When Wyville-Thomson was elected to the Regius Chair of Natural History at the University of Edinburgh, the same post once held by Forbes, he set about convincing the Royal Society and the Admiralty to cooperatively fund and organize an extensive and ambitious voyage of scientific study. In a previously unseen collaboration between the Admiralty and the Royal Society, a statement of purpose was defined, a ship was found, the Challenger voyage was organized and would depart England to circumnavigate the globe in the winter of 1872.

Born in Scotland, near Linlithgow, Thomson studied at the University of Edinburgh. He held professorships at Belfast (1854-68) and Cork (1868-70) before returning to Edinburgh to take the Regius Chair of Natural History in 1870. He famously led a 110,224 km (68,890 mile) scientific expedition in HMS Challenger (1872-6) which circumnavigated the globe and trawled the depths of the oceans for new forms of life.

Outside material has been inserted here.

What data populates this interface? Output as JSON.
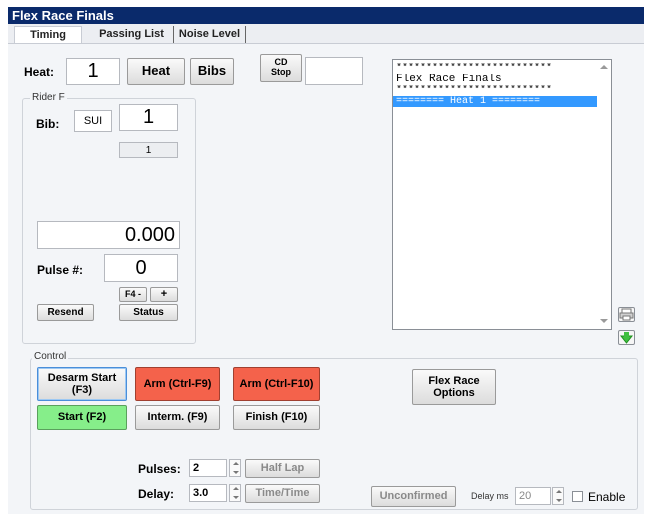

He was knighted by Queen Victoria in 1877 and is remembered by a memorial window in St. Michael's Parish Church, Linlithgow.